About this task ▸ Note each line in the data holding the string "Thick" and report it.

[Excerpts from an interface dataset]

·····

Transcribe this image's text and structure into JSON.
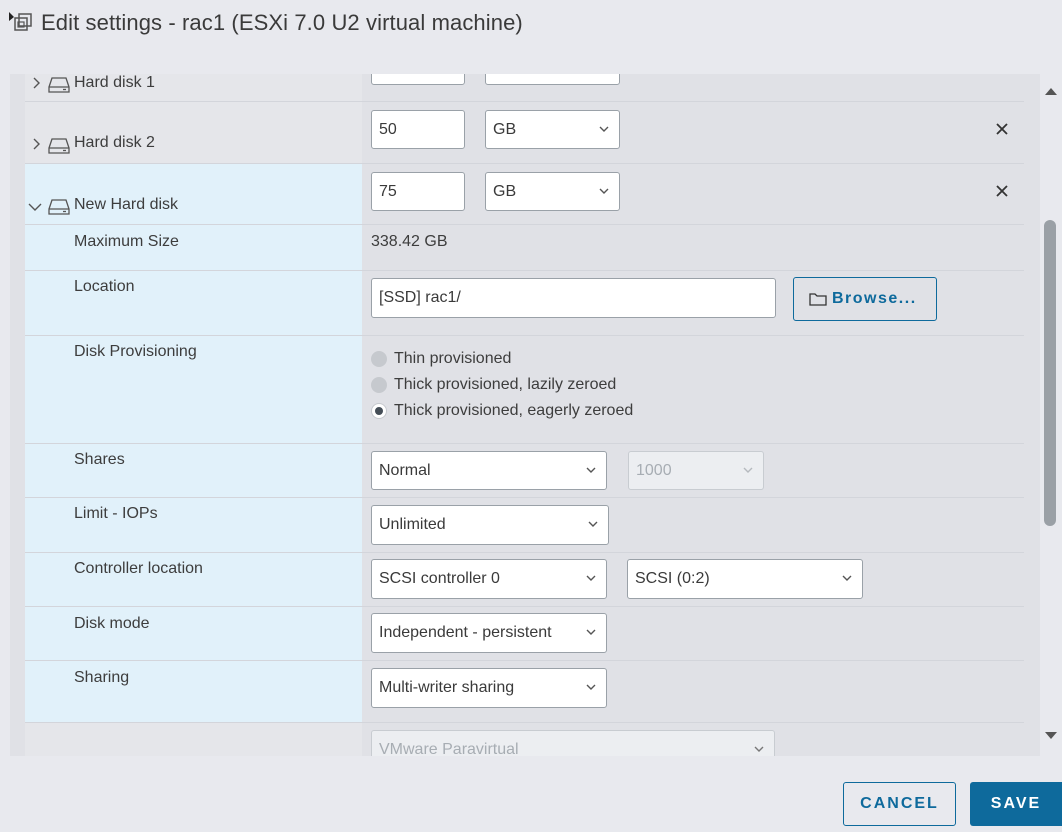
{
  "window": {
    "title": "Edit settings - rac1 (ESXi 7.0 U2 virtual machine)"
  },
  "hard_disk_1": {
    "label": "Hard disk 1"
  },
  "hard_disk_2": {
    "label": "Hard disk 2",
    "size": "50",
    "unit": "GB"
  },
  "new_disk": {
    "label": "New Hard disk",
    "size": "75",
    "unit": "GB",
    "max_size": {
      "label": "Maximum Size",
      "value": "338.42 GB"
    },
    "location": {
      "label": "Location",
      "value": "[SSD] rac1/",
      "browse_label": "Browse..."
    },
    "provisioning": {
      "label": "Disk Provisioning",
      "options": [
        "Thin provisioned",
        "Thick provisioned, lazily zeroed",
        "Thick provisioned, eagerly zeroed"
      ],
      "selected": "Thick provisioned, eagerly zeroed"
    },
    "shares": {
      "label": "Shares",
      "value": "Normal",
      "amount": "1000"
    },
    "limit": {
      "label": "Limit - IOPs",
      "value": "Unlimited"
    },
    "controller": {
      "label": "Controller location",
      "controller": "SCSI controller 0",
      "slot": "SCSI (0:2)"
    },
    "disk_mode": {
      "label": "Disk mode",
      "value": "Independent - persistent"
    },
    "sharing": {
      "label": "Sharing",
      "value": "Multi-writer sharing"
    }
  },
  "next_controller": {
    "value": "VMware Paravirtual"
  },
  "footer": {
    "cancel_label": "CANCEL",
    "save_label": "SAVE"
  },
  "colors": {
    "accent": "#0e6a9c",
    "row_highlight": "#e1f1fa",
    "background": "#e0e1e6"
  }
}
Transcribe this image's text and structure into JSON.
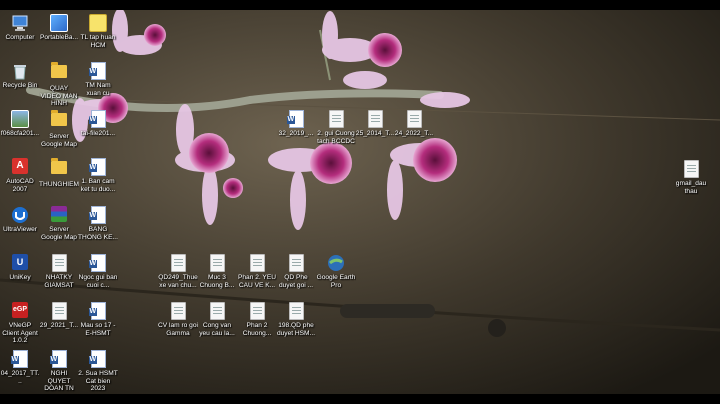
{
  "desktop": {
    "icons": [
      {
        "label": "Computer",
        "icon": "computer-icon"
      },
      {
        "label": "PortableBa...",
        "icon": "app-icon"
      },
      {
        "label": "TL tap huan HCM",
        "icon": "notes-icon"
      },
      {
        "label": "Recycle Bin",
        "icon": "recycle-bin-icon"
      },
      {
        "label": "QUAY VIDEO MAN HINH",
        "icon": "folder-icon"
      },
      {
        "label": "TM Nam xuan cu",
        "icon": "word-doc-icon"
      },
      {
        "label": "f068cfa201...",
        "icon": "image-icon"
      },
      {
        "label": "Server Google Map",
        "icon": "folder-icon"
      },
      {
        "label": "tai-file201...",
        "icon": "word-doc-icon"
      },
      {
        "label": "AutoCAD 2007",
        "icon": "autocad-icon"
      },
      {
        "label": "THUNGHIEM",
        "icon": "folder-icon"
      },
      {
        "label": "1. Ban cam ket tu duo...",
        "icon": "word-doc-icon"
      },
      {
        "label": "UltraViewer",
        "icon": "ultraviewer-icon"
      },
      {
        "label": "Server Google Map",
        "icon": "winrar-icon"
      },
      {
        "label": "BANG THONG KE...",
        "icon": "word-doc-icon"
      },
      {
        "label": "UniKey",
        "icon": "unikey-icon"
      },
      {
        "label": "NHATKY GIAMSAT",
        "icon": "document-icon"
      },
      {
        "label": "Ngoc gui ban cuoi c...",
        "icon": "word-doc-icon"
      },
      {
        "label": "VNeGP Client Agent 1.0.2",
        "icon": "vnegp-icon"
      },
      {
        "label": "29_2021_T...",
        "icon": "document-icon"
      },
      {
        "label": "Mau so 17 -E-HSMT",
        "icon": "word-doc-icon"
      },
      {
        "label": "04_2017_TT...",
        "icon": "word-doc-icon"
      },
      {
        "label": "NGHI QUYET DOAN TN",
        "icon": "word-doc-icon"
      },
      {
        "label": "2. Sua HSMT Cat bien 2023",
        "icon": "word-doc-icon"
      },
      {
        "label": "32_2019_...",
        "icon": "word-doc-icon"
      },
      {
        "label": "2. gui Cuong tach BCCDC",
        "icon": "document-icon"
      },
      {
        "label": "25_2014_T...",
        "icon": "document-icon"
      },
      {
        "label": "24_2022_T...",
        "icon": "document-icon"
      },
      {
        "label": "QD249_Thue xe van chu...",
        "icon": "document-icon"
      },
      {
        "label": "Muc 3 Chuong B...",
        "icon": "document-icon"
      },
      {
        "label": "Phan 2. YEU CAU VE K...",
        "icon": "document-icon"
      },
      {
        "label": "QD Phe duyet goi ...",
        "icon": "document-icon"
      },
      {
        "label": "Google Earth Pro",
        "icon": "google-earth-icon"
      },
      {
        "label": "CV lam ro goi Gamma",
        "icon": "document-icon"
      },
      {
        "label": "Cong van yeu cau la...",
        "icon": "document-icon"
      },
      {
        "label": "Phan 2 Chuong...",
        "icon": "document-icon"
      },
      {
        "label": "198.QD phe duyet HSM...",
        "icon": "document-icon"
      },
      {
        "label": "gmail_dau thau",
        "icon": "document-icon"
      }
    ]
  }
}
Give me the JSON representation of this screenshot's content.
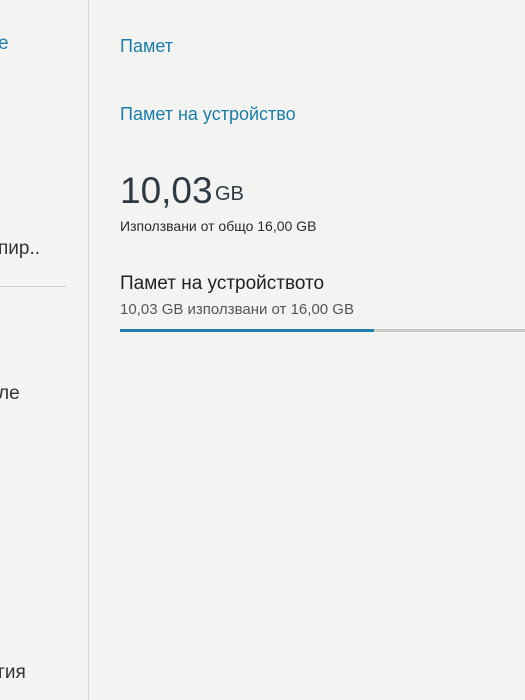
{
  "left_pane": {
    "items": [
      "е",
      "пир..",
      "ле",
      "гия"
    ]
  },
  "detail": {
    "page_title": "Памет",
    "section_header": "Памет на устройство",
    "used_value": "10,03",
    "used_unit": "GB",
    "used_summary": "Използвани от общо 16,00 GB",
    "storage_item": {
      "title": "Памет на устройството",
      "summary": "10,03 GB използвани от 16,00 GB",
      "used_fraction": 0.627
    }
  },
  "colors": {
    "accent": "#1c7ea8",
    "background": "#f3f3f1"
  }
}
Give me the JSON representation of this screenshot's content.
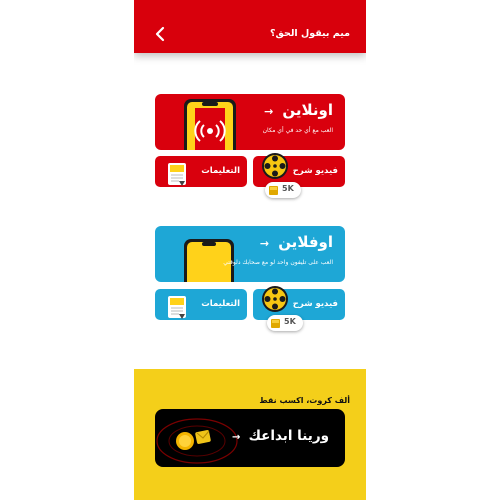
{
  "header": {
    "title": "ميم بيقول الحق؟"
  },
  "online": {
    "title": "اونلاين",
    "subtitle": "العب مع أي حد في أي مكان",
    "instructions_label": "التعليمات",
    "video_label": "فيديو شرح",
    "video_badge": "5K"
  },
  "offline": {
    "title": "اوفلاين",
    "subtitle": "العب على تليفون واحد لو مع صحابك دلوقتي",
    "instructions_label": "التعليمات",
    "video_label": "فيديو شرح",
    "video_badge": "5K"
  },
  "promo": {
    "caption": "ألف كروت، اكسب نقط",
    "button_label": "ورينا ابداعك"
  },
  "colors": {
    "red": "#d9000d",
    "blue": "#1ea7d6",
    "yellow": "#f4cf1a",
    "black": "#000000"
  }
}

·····

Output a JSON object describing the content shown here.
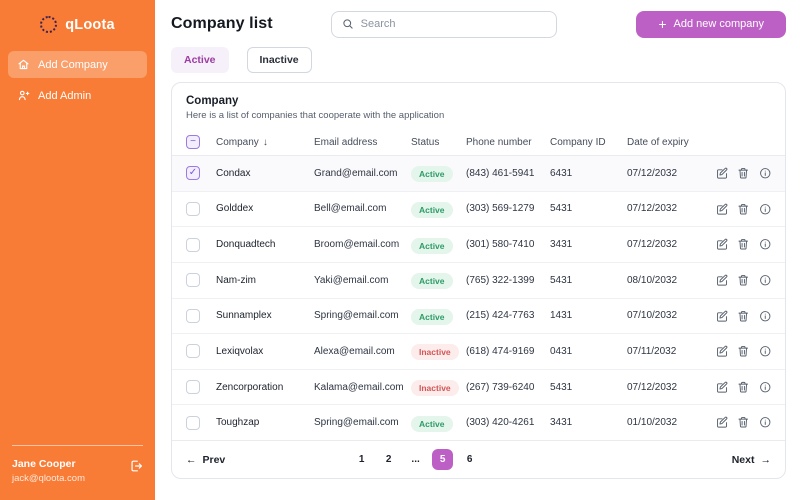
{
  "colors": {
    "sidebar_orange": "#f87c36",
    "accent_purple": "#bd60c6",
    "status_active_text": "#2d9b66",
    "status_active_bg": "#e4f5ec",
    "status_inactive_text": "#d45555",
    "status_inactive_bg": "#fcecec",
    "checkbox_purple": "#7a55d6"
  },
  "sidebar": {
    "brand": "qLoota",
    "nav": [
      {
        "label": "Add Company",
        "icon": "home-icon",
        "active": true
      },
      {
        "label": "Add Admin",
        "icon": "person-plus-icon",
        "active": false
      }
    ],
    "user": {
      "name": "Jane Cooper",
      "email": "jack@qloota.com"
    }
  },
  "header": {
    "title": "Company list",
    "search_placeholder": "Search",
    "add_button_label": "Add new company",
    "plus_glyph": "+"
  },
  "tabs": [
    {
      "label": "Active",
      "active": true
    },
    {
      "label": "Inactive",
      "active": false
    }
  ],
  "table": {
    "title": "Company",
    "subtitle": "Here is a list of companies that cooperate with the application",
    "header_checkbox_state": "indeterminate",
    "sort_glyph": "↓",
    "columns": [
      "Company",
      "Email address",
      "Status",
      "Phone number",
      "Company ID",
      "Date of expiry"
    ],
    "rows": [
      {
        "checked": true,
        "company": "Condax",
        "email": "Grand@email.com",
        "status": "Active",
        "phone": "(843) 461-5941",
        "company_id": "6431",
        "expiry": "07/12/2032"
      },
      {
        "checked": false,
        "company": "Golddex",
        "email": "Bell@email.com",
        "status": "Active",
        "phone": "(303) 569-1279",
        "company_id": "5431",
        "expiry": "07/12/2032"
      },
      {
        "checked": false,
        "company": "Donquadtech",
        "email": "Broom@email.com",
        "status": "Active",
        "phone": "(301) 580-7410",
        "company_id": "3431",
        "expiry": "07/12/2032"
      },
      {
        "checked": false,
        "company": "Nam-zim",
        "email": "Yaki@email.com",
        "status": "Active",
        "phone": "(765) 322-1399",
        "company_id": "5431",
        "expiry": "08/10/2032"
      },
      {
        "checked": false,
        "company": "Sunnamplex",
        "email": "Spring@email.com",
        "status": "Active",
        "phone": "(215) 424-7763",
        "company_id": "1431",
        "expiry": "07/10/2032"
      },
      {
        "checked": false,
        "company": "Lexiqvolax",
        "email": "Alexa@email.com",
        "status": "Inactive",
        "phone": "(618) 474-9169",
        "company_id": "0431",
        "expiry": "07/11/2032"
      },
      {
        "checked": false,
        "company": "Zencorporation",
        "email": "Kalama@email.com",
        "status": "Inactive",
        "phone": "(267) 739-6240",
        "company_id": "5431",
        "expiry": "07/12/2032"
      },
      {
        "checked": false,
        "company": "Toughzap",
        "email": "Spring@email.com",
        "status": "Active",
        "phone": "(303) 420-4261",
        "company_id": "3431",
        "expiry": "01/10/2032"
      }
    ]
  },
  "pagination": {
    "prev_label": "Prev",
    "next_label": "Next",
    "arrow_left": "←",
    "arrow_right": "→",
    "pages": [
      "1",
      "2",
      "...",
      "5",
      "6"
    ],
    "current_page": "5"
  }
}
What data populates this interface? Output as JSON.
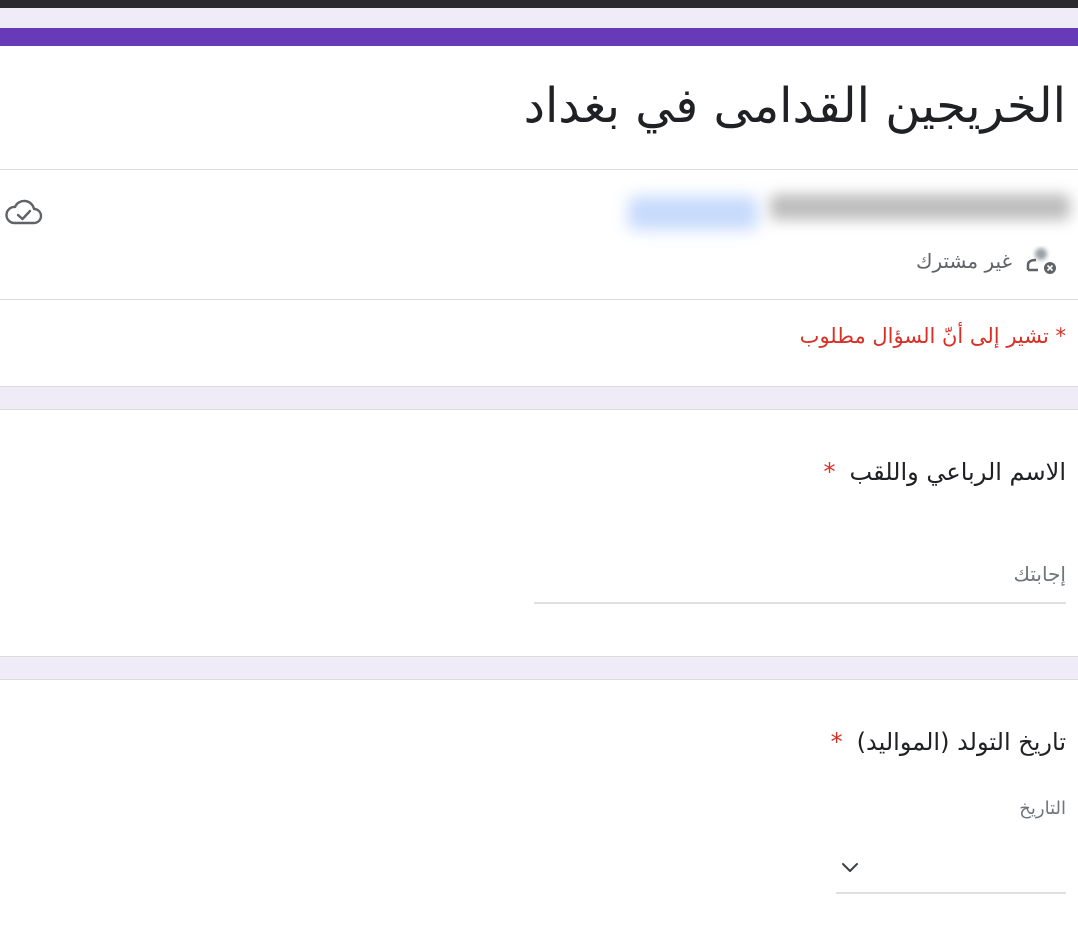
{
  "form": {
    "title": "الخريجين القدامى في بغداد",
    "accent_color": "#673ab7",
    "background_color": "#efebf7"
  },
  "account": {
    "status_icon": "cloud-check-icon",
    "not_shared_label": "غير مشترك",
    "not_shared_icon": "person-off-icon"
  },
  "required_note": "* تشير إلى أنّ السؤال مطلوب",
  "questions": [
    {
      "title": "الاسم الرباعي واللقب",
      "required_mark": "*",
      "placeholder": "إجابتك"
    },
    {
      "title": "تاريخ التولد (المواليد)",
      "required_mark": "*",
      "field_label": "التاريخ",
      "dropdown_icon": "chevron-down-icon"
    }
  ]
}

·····

The completed task ▸
        "Thick provisioned, lazily zeroed",
        "Thick provisioned, eagerly zeroed"
      "selected": "Thick provisioned, eagerly zeroed"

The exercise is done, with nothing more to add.